Eight maids a-milking

"Soup's ready, children, bring your bowls over here. No, Aren, choosing a bowl twice as big as anyone else's will not get you more soup. Who do you think you are, one of the Mudhens?"

"What, you didn't know about them and the Yellow-eared Cow? Well, sit down quietly, then, and I'll tell you while we eat.

"There was a time when the clan got together to ask for Uralda's blessings on our cows, so that they would give more milk. Gusta Many-kin was Cow-mother then, and she was close to the goddess. The next day, one of the chief's cows gave birth to a beautiful calf, white as milk, and with ears as yellow as butter. She grew to adult size in a week, and started giving milk - more milk than we had ever seen!

"Now, since it was the whole clan that had done this, the chief said that the whole clan should benefit. Each bloodline was told to send a maid with a bucket, to milk the cow for their share. Yes, eight buckets, that was how many it took to milk that cow, morning and evening. We had an idea she might have given more had we asked it of her, but it doesn't pay to be over-greedy with the goddess's gifts. Everyone who drank it was happy the whole day, and life was good.

"But then the Mudhens decided to be clever. You see, one of their ancestors had done the Giant's Bucket quest, years ago. So the next morning, young Ornore Mudhen brought along her enchanted bucket, that could never be filled and never be emptied, and sat down to milk. Well, she milked away, and the other girls stood there waiting for their turn, and they waited, and they waited. But the Giant's Bucket can't be filled, even by one of Uralda's own cows. And when the time came for the evening milking, Ornore was still sitting there, tired though she was, still milking that yellow-eared cow. Then the sun set, and the cow decide that she'd had enough. She bucked, and she kicked, and off she went, giving the Giant's Bucket a good kick as she left, and putting a crack through it that the Mudhens still haven't mended. And we never saw that cow again.

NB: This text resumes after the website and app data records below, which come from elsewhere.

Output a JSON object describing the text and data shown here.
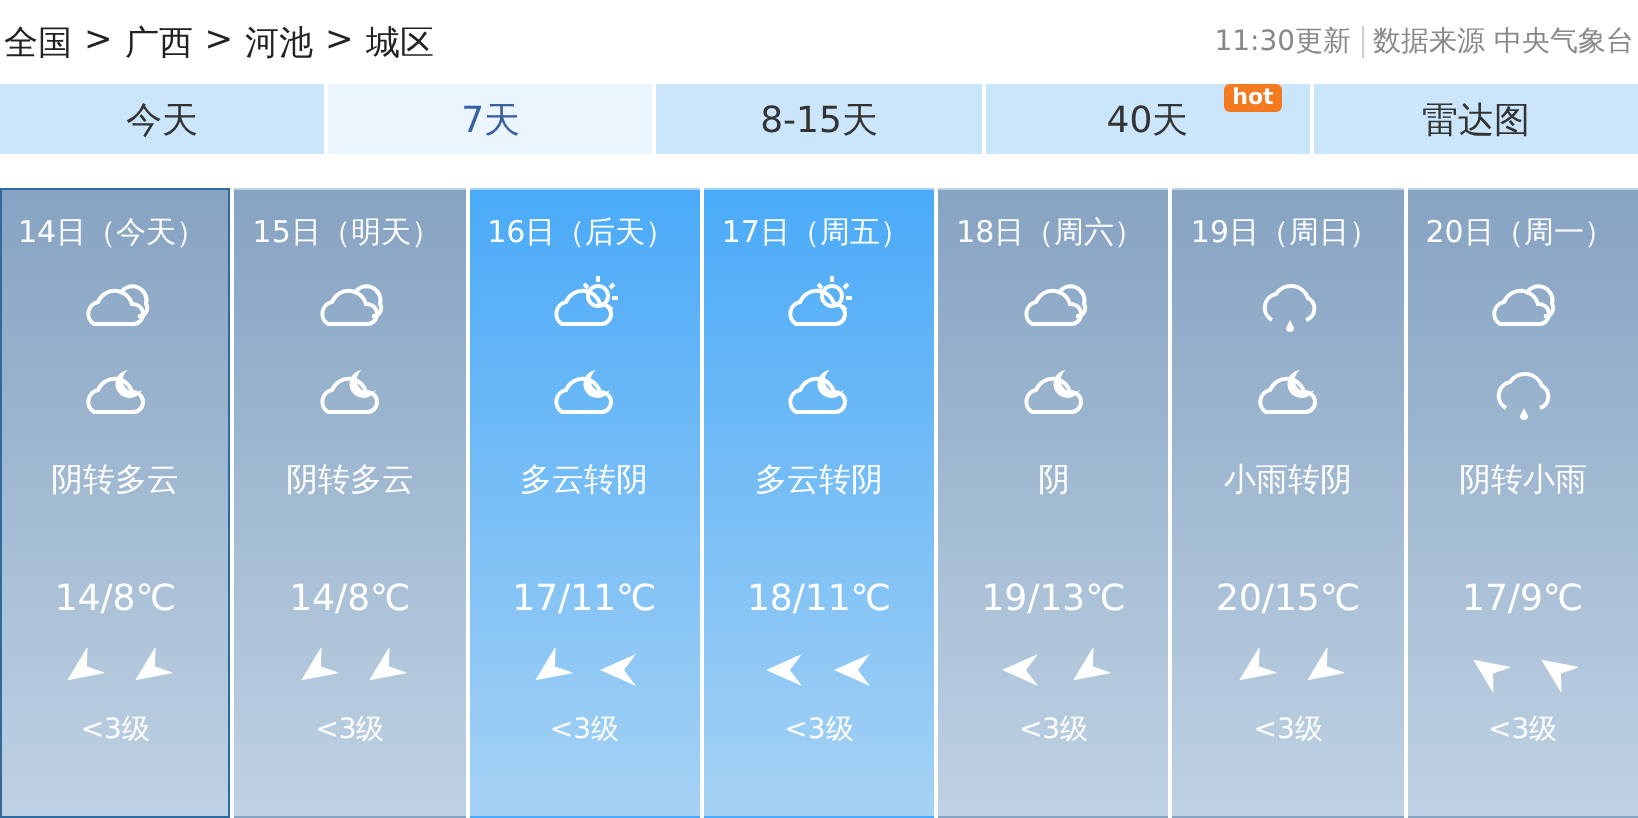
{
  "breadcrumb": [
    "全国",
    "广西",
    "河池",
    "城区"
  ],
  "breadcrumb_separator": ">",
  "update": {
    "time": "11:30更新",
    "source": "数据来源 中央气象台"
  },
  "tabs": [
    {
      "label": "今天",
      "selected": false
    },
    {
      "label": "7天",
      "selected": true
    },
    {
      "label": "8-15天",
      "selected": false
    },
    {
      "label": "40天",
      "selected": false,
      "badge": "hot"
    },
    {
      "label": "雷达图",
      "selected": false
    }
  ],
  "days": [
    {
      "date": "14日（今天）",
      "kind": "overcast",
      "selected": true,
      "icons": [
        {
          "kind": "cloudy"
        },
        {
          "kind": "moon-cloud"
        }
      ],
      "weather": "阴转多云",
      "temp": "14/8℃",
      "wind": [
        {
          "kind": "southwest"
        },
        {
          "kind": "southwest"
        }
      ],
      "wind_level": "<3级"
    },
    {
      "date": "15日（明天）",
      "kind": "overcast",
      "selected": false,
      "icons": [
        {
          "kind": "cloudy"
        },
        {
          "kind": "moon-cloud"
        }
      ],
      "weather": "阴转多云",
      "temp": "14/8℃",
      "wind": [
        {
          "kind": "southwest"
        },
        {
          "kind": "southwest"
        }
      ],
      "wind_level": "<3级"
    },
    {
      "date": "16日（后天）",
      "kind": "clear",
      "selected": false,
      "icons": [
        {
          "kind": "sun-cloud"
        },
        {
          "kind": "moon-cloud"
        }
      ],
      "weather": "多云转阴",
      "temp": "17/11℃",
      "wind": [
        {
          "kind": "southwest"
        },
        {
          "kind": "west"
        }
      ],
      "wind_level": "<3级"
    },
    {
      "date": "17日（周五）",
      "kind": "clear",
      "selected": false,
      "icons": [
        {
          "kind": "sun-cloud"
        },
        {
          "kind": "moon-cloud"
        }
      ],
      "weather": "多云转阴",
      "temp": "18/11℃",
      "wind": [
        {
          "kind": "west"
        },
        {
          "kind": "west"
        }
      ],
      "wind_level": "<3级"
    },
    {
      "date": "18日（周六）",
      "kind": "overcast",
      "selected": false,
      "icons": [
        {
          "kind": "cloudy"
        },
        {
          "kind": "moon-cloud"
        }
      ],
      "weather": "阴",
      "temp": "19/13℃",
      "wind": [
        {
          "kind": "west"
        },
        {
          "kind": "southwest"
        }
      ],
      "wind_level": "<3级"
    },
    {
      "date": "19日（周日）",
      "kind": "overcast",
      "selected": false,
      "icons": [
        {
          "kind": "rain"
        },
        {
          "kind": "moon-cloud"
        }
      ],
      "weather": "小雨转阴",
      "temp": "20/15℃",
      "wind": [
        {
          "kind": "southwest"
        },
        {
          "kind": "southwest"
        }
      ],
      "wind_level": "<3级"
    },
    {
      "date": "20日（周一）",
      "kind": "overcast",
      "selected": false,
      "icons": [
        {
          "kind": "cloudy"
        },
        {
          "kind": "rain"
        }
      ],
      "weather": "阴转小雨",
      "temp": "17/9℃",
      "wind": [
        {
          "kind": "northwest"
        },
        {
          "kind": "northwest"
        }
      ],
      "wind_level": "<3级"
    }
  ]
}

"So you mind, next time you're bringing a bowl for soup. Ask for more than your share, you may get nothing at all."